One area I did find entirely convincing was the Cross-fade Chords patching, where syllables can be opened up via the mod wheel. This sounds terrific in a chordal context, as suggested by the patch menu, and threw open that organic sense of a singer opening up, at full tilt.
The final chorus
Voices Of Soul is genre specific, as you’d expect, although many of its vocals could be used in other styles of music, too, as EastWest demos on its site. Of the sample types, the collection of phrases offers the most potential for natural-sounding vocals, and is good to go without the need to worry about abstract narrative phrases.
The sustained elements sound terrific when stacked, and highly convincing too, particularly in context. High praise has to go to EastWest for the production side of both the three mic levels and the Play-based reverb, which all sound excellent. I’m less sold on the legato patches, but with work, there’s no reason why these can’t sound pretty believable, and there are plenty of other elements here to tempt you in.
Do I really need this?

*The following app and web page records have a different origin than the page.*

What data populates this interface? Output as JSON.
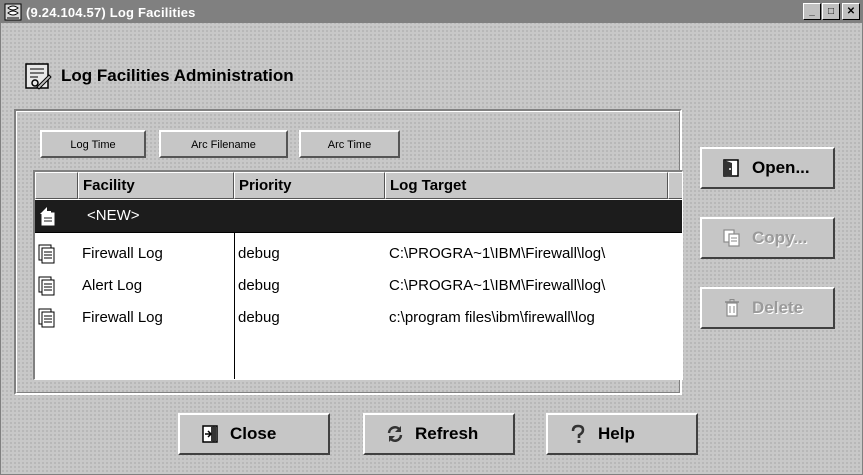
{
  "window": {
    "title": "(9.24.104.57) Log Facilities",
    "minimize_label": "_",
    "maximize_label": "□",
    "close_label": "✕"
  },
  "header": {
    "title": "Log Facilities Administration"
  },
  "sort_buttons": {
    "log_time": "Log Time",
    "arc_filename": "Arc Filename",
    "arc_time": "Arc Time"
  },
  "table": {
    "columns": [
      "Facility",
      "Priority",
      "Log Target"
    ],
    "new_row_label": "<NEW>",
    "rows": [
      {
        "facility": "Firewall Log",
        "priority": "debug",
        "log_target": "C:\\PROGRA~1\\IBM\\Firewall\\log\\"
      },
      {
        "facility": "Alert Log",
        "priority": "debug",
        "log_target": "C:\\PROGRA~1\\IBM\\Firewall\\log\\"
      },
      {
        "facility": "Firewall Log",
        "priority": "debug",
        "log_target": "c:\\program files\\ibm\\firewall\\log"
      }
    ]
  },
  "side_buttons": {
    "open": "Open...",
    "copy": "Copy...",
    "delete": "Delete"
  },
  "bottom_buttons": {
    "close": "Close",
    "refresh": "Refresh",
    "help": "Help"
  },
  "colors": {
    "title_bar": "#808080",
    "new_row_bg": "#1c1c1c",
    "face": "#c6c6c6",
    "disabled_text": "#9a9a9a"
  }
}
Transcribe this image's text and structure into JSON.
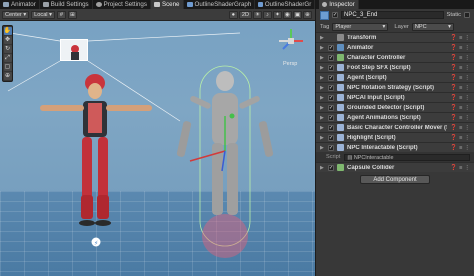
{
  "tabs": [
    {
      "label": "Animator",
      "icon": "animator-icon"
    },
    {
      "label": "Build Settings",
      "icon": "build-icon"
    },
    {
      "label": "Project Settings",
      "icon": "settings-icon"
    },
    {
      "label": "Scene",
      "icon": "scene-icon"
    },
    {
      "label": "OutlineShaderGraph",
      "icon": "graph-icon"
    },
    {
      "label": "OutlineShaderGr",
      "icon": "graph-icon"
    }
  ],
  "inspector_tab": {
    "label": "Inspector"
  },
  "toolbar": {
    "pivot": "Center",
    "space": "Local",
    "mode_2d": "2D"
  },
  "gizmo": {
    "view_label": "Persp"
  },
  "inspector": {
    "object_name": "NPC_3_End",
    "static_label": "Static",
    "tag_label": "Tag",
    "tag_value": "Player",
    "layer_label": "Layer",
    "layer_value": "NPC",
    "components": [
      {
        "label": "Transform",
        "color": "#8a8a8a",
        "checkbox": false
      },
      {
        "label": "Animator",
        "color": "#5f8fbf",
        "checkbox": true
      },
      {
        "label": "Character Controller",
        "color": "#7fb86f",
        "checkbox": true
      },
      {
        "label": "Foot Step SFX (Script)",
        "color": "#9bb3d6",
        "checkbox": true
      },
      {
        "label": "Agent (Script)",
        "color": "#9bb3d6",
        "checkbox": true
      },
      {
        "label": "NPC Rotation Strategy (Script)",
        "color": "#9bb3d6",
        "checkbox": true
      },
      {
        "label": "NPCAI Input (Script)",
        "color": "#9bb3d6",
        "checkbox": true
      },
      {
        "label": "Grounded Detector (Script)",
        "color": "#9bb3d6",
        "checkbox": true
      },
      {
        "label": "Agent Animations (Script)",
        "color": "#9bb3d6",
        "checkbox": true
      },
      {
        "label": "Basic Character Controller Mover (Script)",
        "color": "#9bb3d6",
        "checkbox": true
      },
      {
        "label": "Highlight (Script)",
        "color": "#9bb3d6",
        "checkbox": true
      },
      {
        "label": "NPC Interactable (Script)",
        "color": "#9bb3d6",
        "checkbox": true
      }
    ],
    "script_field_label": "Script",
    "script_field_value": "NPCInteractable",
    "capsule": {
      "label": "Capsule Collider",
      "color": "#7fb86f"
    },
    "add_component_label": "Add Component"
  }
}
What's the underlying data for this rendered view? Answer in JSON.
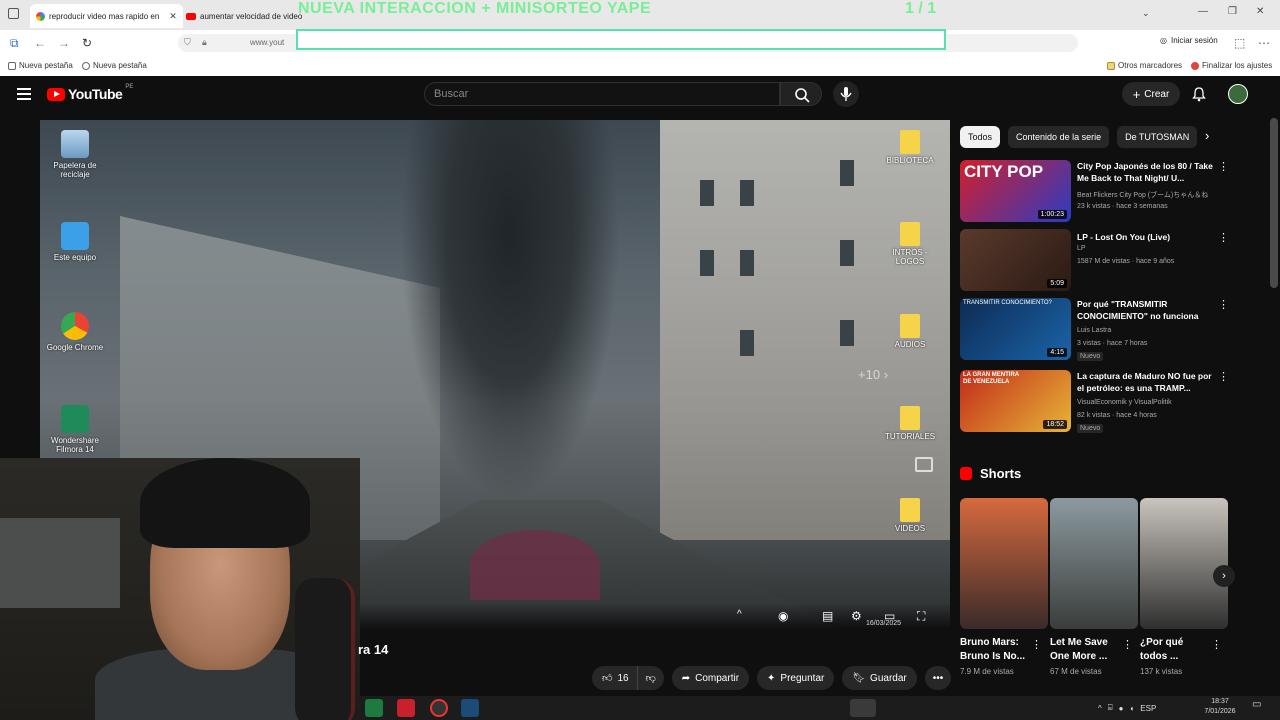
{
  "browser": {
    "tabs": [
      {
        "label": "reproducir video mas rapido en",
        "icon": "google-icon"
      },
      {
        "label": "aumentar velocidad de video",
        "icon": "youtube-icon"
      },
      {
        "label": "...",
        "icon": "youtube-icon"
      }
    ],
    "url": "www.yout",
    "signin_label": "Iniciar sesión",
    "bookmarks": [
      "Nueva pestaña",
      "Nueva pestaña"
    ],
    "other_bookmarks": "Otros marcadores",
    "finish_setup": "Finalizar los ajustes"
  },
  "overlay": {
    "title": "NUEVA INTERACCION + MINISORTEO YAPE",
    "counter": "1  / 1"
  },
  "youtube": {
    "logo_text": "YouTube",
    "country": "PE",
    "search_placeholder": "Buscar",
    "create_label": "Crear",
    "accent": "#ff0000"
  },
  "player": {
    "desktop_icons": [
      "Papelera de reciclaje",
      "Este equipo",
      "Google Chrome",
      "Wondershare Filmora 14"
    ],
    "folders": [
      "BIBLIOTECA",
      "INTROS - LOGOS",
      "AUDIOS",
      "TUTORIALES",
      "VIDEOS"
    ],
    "skip_label": "+10",
    "date_shown": "16/03/2025",
    "lang_shown": "ESP"
  },
  "video": {
    "title_fragment": "ra 14",
    "likes": "16",
    "share_label": "Compartir",
    "ask_label": "Preguntar",
    "save_label": "Guardar"
  },
  "chips": [
    "Todos",
    "Contenido de la serie",
    "De TUTOSMAN"
  ],
  "recommendations": [
    {
      "title": "City Pop Japonés de los 80 / Take Me Back to That Night/ U...",
      "channel": "Beat Flickers City Pop (ブーム)ちゃん＆ね",
      "meta": "23 k vistas · hace 3 semanas",
      "duration": "1:00:23",
      "thumb_text": "CITY POP",
      "badge": ""
    },
    {
      "title": "LP - Lost On You (Live)",
      "channel": "LP",
      "meta": "1587 M de vistas · hace 9 años",
      "duration": "5:09",
      "thumb_text": "",
      "badge": ""
    },
    {
      "title": "Por qué \"TRANSMITIR CONOCIMIENTO\" no funciona",
      "channel": "Luis Lastra",
      "meta": "3 vistas · hace 7 horas",
      "duration": "4:15",
      "thumb_text": "TRANSMITIR CONOCIMIENTO?",
      "badge": "Nuevo"
    },
    {
      "title": "La captura de Maduro NO fue por el petróleo: es una TRAMP...",
      "channel": "VisualEconomik y VisualPolitik",
      "meta": "82 k vistas · hace 4 horas",
      "duration": "18:52",
      "thumb_text": "LA GRAN MENTIRA DE VENEZUELA",
      "badge": "Nuevo"
    }
  ],
  "shorts": {
    "heading": "Shorts",
    "items": [
      {
        "title": "Bruno Mars: Bruno Is No...",
        "views": "7.9 M de vistas"
      },
      {
        "title": "Let Me Save One More ...",
        "views": "67 M de vistas"
      },
      {
        "title": "¿Por qué todos ...",
        "views": "137 k vistas"
      }
    ]
  },
  "taskbar": {
    "lang": "ESP",
    "time": "18:37",
    "date": "7/01/2026"
  }
}
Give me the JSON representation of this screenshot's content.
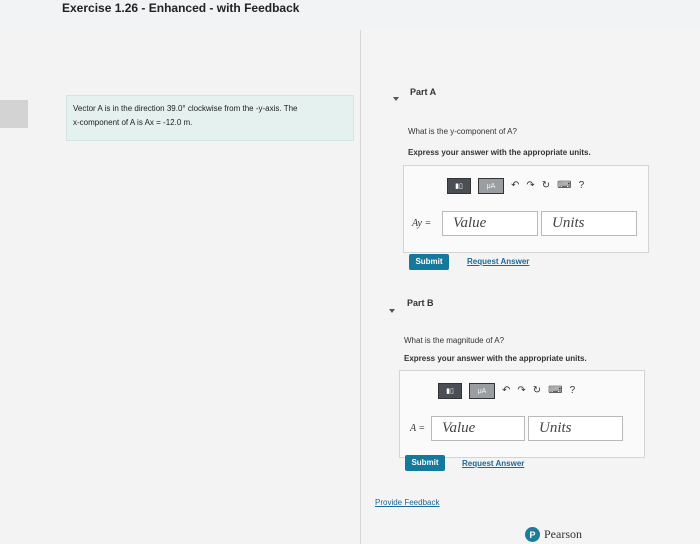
{
  "header": {
    "title": "Exercise 1.26 - Enhanced - with Feedback"
  },
  "problem": {
    "line1": "Vector A is in the direction 39.0° clockwise from the -y-axis. The",
    "line2": "x-component of A is Ax = -12.0 m."
  },
  "partA": {
    "heading": "Part A",
    "question": "What is the y-component of A?",
    "instruction": "Express your answer with the appropriate units.",
    "var_label": "Ay =",
    "value_placeholder": "Value",
    "units_placeholder": "Units",
    "submit": "Submit",
    "request": "Request Answer"
  },
  "partB": {
    "heading": "Part B",
    "question": "What is the magnitude of A?",
    "instruction": "Express your answer with the appropriate units.",
    "var_label": "A =",
    "value_placeholder": "Value",
    "units_placeholder": "Units",
    "submit": "Submit",
    "request": "Request Answer"
  },
  "toolbar": {
    "mu": "μA",
    "help": "?"
  },
  "footer": {
    "feedback": "Provide Feedback",
    "brand": "Pearson",
    "brand_letter": "P"
  }
}
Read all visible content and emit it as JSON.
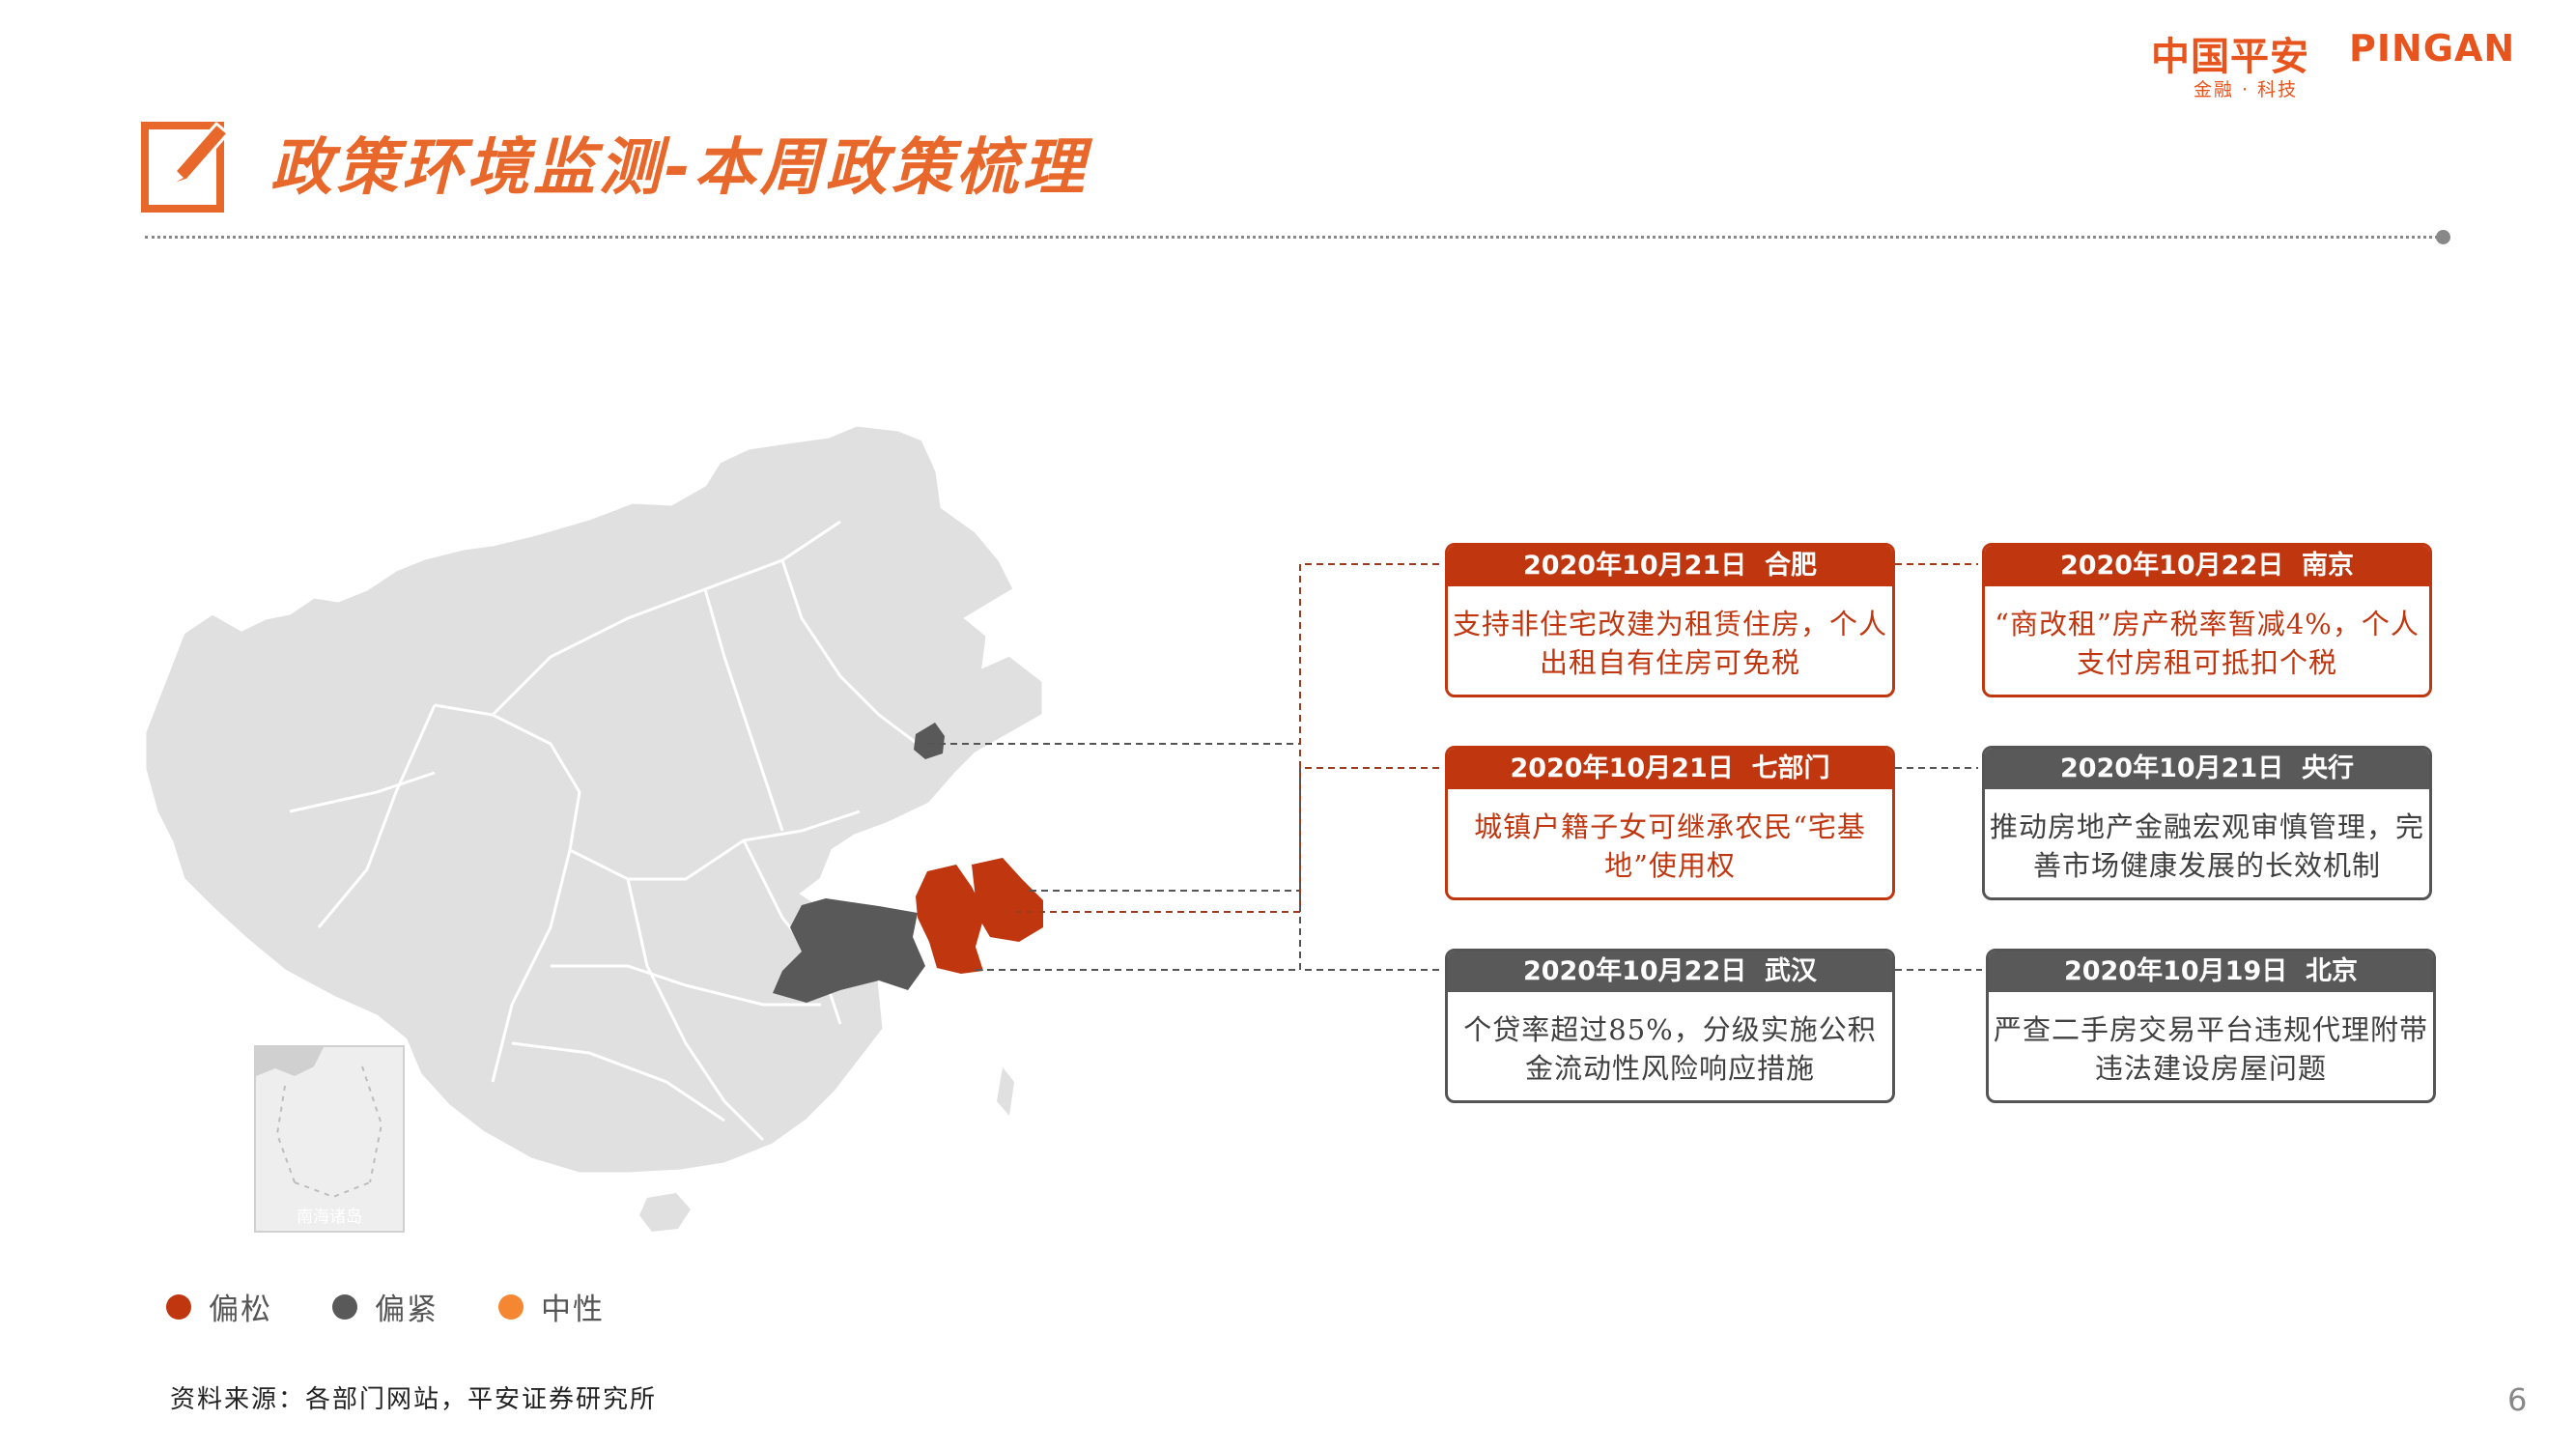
{
  "header": {
    "title": "政策环境监测-本周政策梳理",
    "logo_cn": "中国平安",
    "logo_en": "PINGAN",
    "logo_sub": "金融 · 科技"
  },
  "map": {
    "inset_label": "南海诸岛"
  },
  "cards": [
    {
      "date": "2020年10月21日",
      "place": "合肥",
      "text": "支持非住宅改建为租赁住房，个人出租自有住房可免税",
      "stance": "偏松"
    },
    {
      "date": "2020年10月22日",
      "place": "南京",
      "text": "“商改租”房产税率暂减4%，个人支付房租可抵扣个税",
      "stance": "偏松"
    },
    {
      "date": "2020年10月21日",
      "place": "七部门",
      "text": "城镇户籍子女可继承农民“宅基地”使用权",
      "stance": "偏松"
    },
    {
      "date": "2020年10月21日",
      "place": "央行",
      "text": "推动房地产金融宏观审慎管理，完善市场健康发展的长效机制",
      "stance": "偏紧"
    },
    {
      "date": "2020年10月22日",
      "place": "武汉",
      "text": "个贷率超过85%，分级实施公积金流动性风险响应措施",
      "stance": "偏紧"
    },
    {
      "date": "2020年10月19日",
      "place": "北京",
      "text": "严查二手房交易平台违规代理附带违法建设房屋问题",
      "stance": "偏紧"
    }
  ],
  "legend": [
    {
      "label": "偏松",
      "color": "#c0360f"
    },
    {
      "label": "偏紧",
      "color": "#595959"
    },
    {
      "label": "中性",
      "color": "#f58733"
    }
  ],
  "colors": {
    "accent": "#e8672a",
    "loose": "#c0360f",
    "tight": "#595959",
    "map_fill": "#e0e0e0"
  },
  "footer": {
    "source": "资料来源：各部门网站，平安证券研究所",
    "page": "6"
  }
}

If you find yourself constantly reaching for vocal samples as phrases or for creating more convincing BV-based patches, this is a package that is definitely worth a look, particularly as it is highly convincing in all of these areas. As with just about all EastWest titles, it’s available as part of the ComposerCloud, meaning that it’s just a download away from being on your machine and in use.
Whether one might choose to purchase Voices Of Soul is obviously entirely based upon how often you need the soul-stylised vocals. There are, of course, crossovers from this genre to other areas of music, but it does convincingly tick the soul box, both in terms of phrase and vocal content, and in terms of its overall sonic colour. There is quite a drought for these sorts of libraries, though, so my feeling is that it will occupy this space pretty well.